In May, Christiana Figueres, former executive secretary of the United Nations Framework Convention on Climate Change and a person with a prominent role in the drafting of the Paris Agreement, warned of the dangers of the approach that Dubai was taking giving to the COP and the threat it posed to the survival of the most vulnerable countries.d pollution by microplastics, among others.
Al-Jaber himself stated that there is no scientific evidence to justify the need to reduce fossil energy consumption. Scientific studies disprove it. Climate physicist Jean-Pascal van Ypersele and scientist Michael E. Mann highlight the need to phase out fossil fuels.
We are not in a position to ignore the scientific evidence. Nature does not negotiate.
In addition, Al-Jaber's claims collide head-on with the statements of UN Secretary-General, António Guterres: "The science is clear: the 1.5 degree limit is only possible if we stop burning fossil fuels.

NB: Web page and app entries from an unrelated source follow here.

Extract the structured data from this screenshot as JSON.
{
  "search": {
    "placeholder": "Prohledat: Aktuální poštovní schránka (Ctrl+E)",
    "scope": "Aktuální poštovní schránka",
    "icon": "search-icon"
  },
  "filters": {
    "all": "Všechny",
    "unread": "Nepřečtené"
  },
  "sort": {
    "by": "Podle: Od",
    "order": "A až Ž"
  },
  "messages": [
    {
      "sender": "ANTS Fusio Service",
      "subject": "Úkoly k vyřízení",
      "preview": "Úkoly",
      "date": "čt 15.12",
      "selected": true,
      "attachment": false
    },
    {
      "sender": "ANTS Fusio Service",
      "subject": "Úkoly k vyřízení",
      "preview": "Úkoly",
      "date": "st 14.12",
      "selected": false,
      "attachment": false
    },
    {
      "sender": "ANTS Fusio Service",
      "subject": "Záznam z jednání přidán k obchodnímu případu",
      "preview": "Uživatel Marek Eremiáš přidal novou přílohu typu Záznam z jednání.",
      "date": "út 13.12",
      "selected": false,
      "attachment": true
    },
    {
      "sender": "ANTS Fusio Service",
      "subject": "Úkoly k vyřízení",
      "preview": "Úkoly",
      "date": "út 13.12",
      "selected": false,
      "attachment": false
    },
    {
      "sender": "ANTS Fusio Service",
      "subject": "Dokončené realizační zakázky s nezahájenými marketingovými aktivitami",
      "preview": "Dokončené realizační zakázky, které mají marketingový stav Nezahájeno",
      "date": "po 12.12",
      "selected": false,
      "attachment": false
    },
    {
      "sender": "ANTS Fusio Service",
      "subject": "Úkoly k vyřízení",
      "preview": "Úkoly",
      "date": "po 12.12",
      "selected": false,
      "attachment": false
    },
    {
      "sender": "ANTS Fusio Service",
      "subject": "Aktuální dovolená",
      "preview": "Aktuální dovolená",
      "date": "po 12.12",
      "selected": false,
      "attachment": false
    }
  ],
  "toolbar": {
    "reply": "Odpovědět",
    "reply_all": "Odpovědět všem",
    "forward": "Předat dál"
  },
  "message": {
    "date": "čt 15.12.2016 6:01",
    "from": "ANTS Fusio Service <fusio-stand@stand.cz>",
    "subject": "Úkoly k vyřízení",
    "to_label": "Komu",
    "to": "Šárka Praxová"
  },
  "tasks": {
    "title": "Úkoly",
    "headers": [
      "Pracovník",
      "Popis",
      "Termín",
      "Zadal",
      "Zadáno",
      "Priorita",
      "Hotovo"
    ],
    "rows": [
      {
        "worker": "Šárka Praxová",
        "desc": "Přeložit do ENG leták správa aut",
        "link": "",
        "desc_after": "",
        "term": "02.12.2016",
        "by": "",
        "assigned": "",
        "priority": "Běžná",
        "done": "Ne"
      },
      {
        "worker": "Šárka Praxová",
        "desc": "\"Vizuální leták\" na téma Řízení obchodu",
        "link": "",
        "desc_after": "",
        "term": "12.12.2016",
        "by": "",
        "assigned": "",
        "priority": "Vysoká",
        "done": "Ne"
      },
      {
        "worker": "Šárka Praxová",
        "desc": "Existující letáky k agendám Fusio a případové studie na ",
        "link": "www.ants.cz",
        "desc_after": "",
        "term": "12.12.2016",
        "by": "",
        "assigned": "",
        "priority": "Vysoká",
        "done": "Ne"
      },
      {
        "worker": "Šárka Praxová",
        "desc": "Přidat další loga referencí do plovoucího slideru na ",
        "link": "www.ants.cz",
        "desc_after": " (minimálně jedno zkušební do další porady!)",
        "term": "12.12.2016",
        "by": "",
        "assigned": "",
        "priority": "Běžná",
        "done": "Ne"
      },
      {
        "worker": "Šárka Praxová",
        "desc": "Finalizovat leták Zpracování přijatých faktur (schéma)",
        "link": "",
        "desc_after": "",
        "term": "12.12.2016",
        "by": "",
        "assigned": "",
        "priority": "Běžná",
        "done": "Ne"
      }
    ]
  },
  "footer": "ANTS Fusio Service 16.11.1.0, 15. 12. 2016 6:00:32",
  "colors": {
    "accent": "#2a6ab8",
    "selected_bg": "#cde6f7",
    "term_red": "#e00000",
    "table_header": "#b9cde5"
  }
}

No reduce them, but eliminate them completely and with a clear plan". Guterres also highlights the inconsistency of this summit saying that "we cannot save a burning planet with a hose of fossil fuels". The president of Colombia, Gustavo Petro, denounced in the proceedings of the COP that the "barbarism and genocide" that is being committed against the Palestinian people is an example of what awaits the countries of the Global South in the face of the climate crisis. We remember that in recent weeks the international press has already recognized that the genocide in Gaza is motivated by the exploitation of new fossil energy deposits.
It took more than two decades for the expression 'fossil fuels' to appear in the conclusions of a COP. In this edition it is not clear that an agreement will be reached for the progressive elimination of them. Nor is it possible to allocate the necessary funds for the countries most affected by the climate crisis. On the other hand, there is no problem in increasing or doubling armaments spending.

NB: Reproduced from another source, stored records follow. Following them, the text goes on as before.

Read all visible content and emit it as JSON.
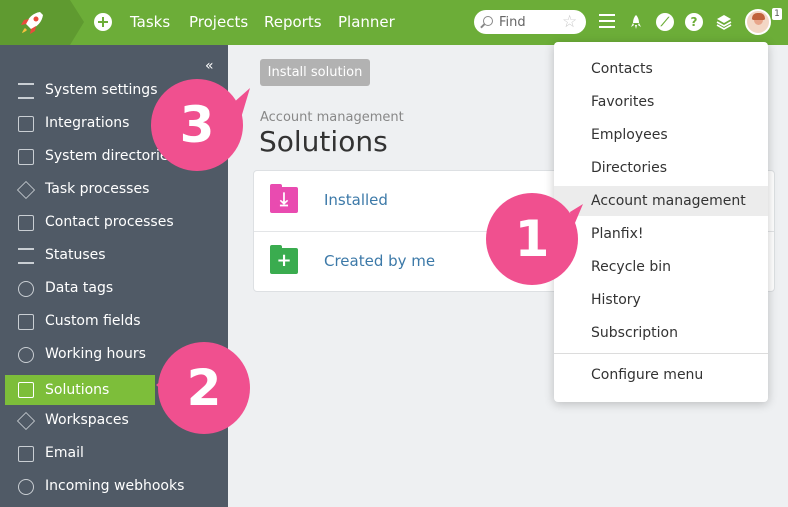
{
  "nav": {
    "links": [
      "Tasks",
      "Projects",
      "Reports",
      "Planner"
    ],
    "search_placeholder": "Find",
    "notification_count": "1"
  },
  "sidebar": {
    "items": [
      {
        "label": "System settings",
        "icon": "sliders-icon"
      },
      {
        "label": "Integrations",
        "icon": "integrations-icon"
      },
      {
        "label": "System directories",
        "icon": "directories-icon"
      },
      {
        "label": "Task processes",
        "icon": "task-processes-icon"
      },
      {
        "label": "Contact processes",
        "icon": "contact-processes-icon"
      },
      {
        "label": "Statuses",
        "icon": "statuses-icon"
      },
      {
        "label": "Data tags",
        "icon": "data-tags-icon"
      },
      {
        "label": "Custom fields",
        "icon": "custom-fields-icon"
      },
      {
        "label": "Working hours",
        "icon": "clock-icon"
      },
      {
        "label": "Solutions",
        "icon": "solutions-icon",
        "active": true
      },
      {
        "label": "Workspaces",
        "icon": "workspaces-icon"
      },
      {
        "label": "Email",
        "icon": "email-icon"
      },
      {
        "label": "Incoming webhooks",
        "icon": "webhooks-icon"
      }
    ]
  },
  "main": {
    "install_button": "Install solution",
    "breadcrumb": "Account management",
    "title": "Solutions",
    "rows": [
      {
        "label": "Installed",
        "icon": "download-folder-icon",
        "color": "#e94bb0"
      },
      {
        "label": "Created by me",
        "icon": "plus-folder-icon",
        "color": "#3aac4f"
      }
    ]
  },
  "menu": {
    "items": [
      "Contacts",
      "Favorites",
      "Employees",
      "Directories",
      "Account management",
      "Planfix!",
      "Recycle bin",
      "History",
      "Subscription"
    ],
    "highlighted": "Account management",
    "footer": "Configure menu"
  },
  "callouts": [
    "1",
    "2",
    "3"
  ],
  "colors": {
    "topbar": "#6cad38",
    "sidebar": "#505a66",
    "active": "#7dbe3a",
    "callout": "#f0508f",
    "link": "#3c79a8"
  }
}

The pressure of the oil and economic lobbies and the need for consensus among all countries cause the agreements to be absolutely insufficient and not aligned with what science demands. Faced with all this, last Saturday 2 December, we demonstrated in front of the headquarters of the European Union in Barcelona to protest against political inaction. The following Saturday, the 9th, Scientific Rebellion was held at the Museum of Arts and Sciences in Valencia for the same reasons.

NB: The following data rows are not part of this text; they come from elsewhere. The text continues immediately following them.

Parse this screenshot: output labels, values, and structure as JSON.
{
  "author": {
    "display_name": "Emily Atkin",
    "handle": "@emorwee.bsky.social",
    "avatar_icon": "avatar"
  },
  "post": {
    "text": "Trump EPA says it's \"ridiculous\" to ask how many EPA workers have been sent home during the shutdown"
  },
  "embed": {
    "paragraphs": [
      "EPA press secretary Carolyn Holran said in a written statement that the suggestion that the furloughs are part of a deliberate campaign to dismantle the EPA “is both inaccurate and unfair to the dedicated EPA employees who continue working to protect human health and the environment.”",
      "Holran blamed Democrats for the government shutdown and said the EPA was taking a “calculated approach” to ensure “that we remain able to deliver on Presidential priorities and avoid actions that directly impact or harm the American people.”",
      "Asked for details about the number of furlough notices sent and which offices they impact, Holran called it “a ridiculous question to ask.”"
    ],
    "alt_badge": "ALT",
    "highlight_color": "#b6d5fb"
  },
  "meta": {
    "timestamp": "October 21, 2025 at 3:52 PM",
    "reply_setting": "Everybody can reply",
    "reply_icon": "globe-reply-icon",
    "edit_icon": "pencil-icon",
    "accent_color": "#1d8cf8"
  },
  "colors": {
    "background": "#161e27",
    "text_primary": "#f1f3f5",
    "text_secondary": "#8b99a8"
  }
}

In this framework, individual actions are very important, but also insufficient. From the international movement Rebl·lió o Extinsió (Extinction Rebellion, XR) we renounce blaming and shaming individual people, understanding that this is counterproductive. Real change has to be systemic, and so governments and big business also need to challenge themselves to be part of it. The real fight lies in the collective, the only space for victory.
Our function is not to educate, but to achieve spaces of freedom and citizen agency to govern ourselves in a real way. For this we point out the systemic inequalities and show examples of community resilience. We don't want less water for basic uses, we want less water to irrigate golf courses and ski slopes. And this type of approach, applied to all needs and economic sectors.
XR holds four basic demands: social justice, telling the truth, acting now and deciding together. This last demand must be articulated through binding citizen assemblies. We are tired of empty rhetoric. We believe that society, based on expert training and deliberation, is capable of deciding its own future.
It's time for citizenship, it's time for people's democracy. We demand concrete and urgent actions. We demand a binding Citizens' Assembly for the Climate.